The Bronze Age (2500BC-300 BC) is, as the name suggests, characterised by the extensive use of metals, particularly copper, tin (bronze), lead and gold. The period is normally divided into two broad sub-periods based on development of artefacts types, the Early Bronze Age (2500-1550 BC) and Later Bronze Age (1550-300 BC) and activity relating to both periods have been uncovered on Coney Island (see below). It is uncertain whether the introduction of metal working to Ireland came about through the arrival of a new people, commonly referred to as ‘Beaker People’, but it is certain that the skills including the mining and production of tools, weapons and ornaments was not one suddenly learnt and may have grown and developed in Ireland through contact with other peoples who had experience of this technology from Britain or Atlantic Europe. Artefacts of Late Bronze Age date recovered from Lough Neagh include one riveted spearhead from Derrymacash townland; one bronze dagger from Duckingstool Point; one bronze socketed axe head from Maghery/River Blackwater; one sword from Maghery; and a palstave axe from the Creagh near Toome.
(Image: Bronze socked axe-head recovered fromRiver Blackwater, at Maghery. Copyright Ulster Journal of Archaeology.)
The Irish Bronze Age was an agricultural economy and the mainly round houses of its domestic settlements have frequently been discovered through excavation. These can turn up singularly or in small groups or clusters, but within the last ten years a remarkable unenclosed ‘village’ of round houses was discovered to the south of Portrush. The main visible remains of this period are however the funerary and ritual monuments including its standing stones, stone circles, wedge tombs and round burial cairns, frequently called tumulus; an uncisted urn burial was discovered during ploughing in the townland of Creggan on the northern shore of Lough Neagh in the 19th century. Along with the excavated remains of houses, other settlement sites do survive above ground as large embanked and ditched enclosures, commonly referred to as hillforts. The most famous of these forts are Emain Macha and Haughey’s Fort to the west of Armagh, but others are known right across Ireland.
Other curious sites that exist include the fulachta fiadh, usually surviving as horse-shoe shaped mounds of fire cracked stones which are associated with ancient cooking places or saunas. Alongside metal tools and weapons, hand-made pottery was still important, though the vessels adopted a flat base and became more vase-like, frequently heavily ornamented.

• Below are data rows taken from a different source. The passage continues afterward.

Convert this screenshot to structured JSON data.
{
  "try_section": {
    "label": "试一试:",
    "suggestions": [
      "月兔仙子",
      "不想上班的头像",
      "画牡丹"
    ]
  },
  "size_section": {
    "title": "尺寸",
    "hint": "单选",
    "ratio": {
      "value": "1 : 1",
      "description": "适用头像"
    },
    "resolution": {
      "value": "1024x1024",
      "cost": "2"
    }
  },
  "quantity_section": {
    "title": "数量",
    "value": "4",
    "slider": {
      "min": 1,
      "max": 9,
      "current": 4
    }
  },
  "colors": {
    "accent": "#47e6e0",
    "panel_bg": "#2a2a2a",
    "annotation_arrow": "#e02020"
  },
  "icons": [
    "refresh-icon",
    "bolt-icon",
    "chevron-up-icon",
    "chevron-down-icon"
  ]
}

These pots were used for cooking, storage and also for burial, both as containers for food and offerings for the afterlife, and also as the containers for the burnt remains of the deceased. At Coney Island on the southern shore of Lough Neagh, excavation between 1962-4 Early Bronze Age activity consisted of hollows and pits some of which contained pottery fragments and the remains of two possible rectangular structures cutting through earlier Mesolithic activity. Above this were a series of occupation layers and a gully which contained fragments of flat base coarse ware of Late Bronze Age date.
Known sites of Bronze Age date:
|Parish||Townland||SMR No.||Description||Grid Ref.|
|Tartarghan||Coney Island||ARM 002:002||Bronze Age occupation site within multi-period site||H9384064070|
|Duneane||Creddan||ANT 049:076||Uncisted urn burial||J0625087510|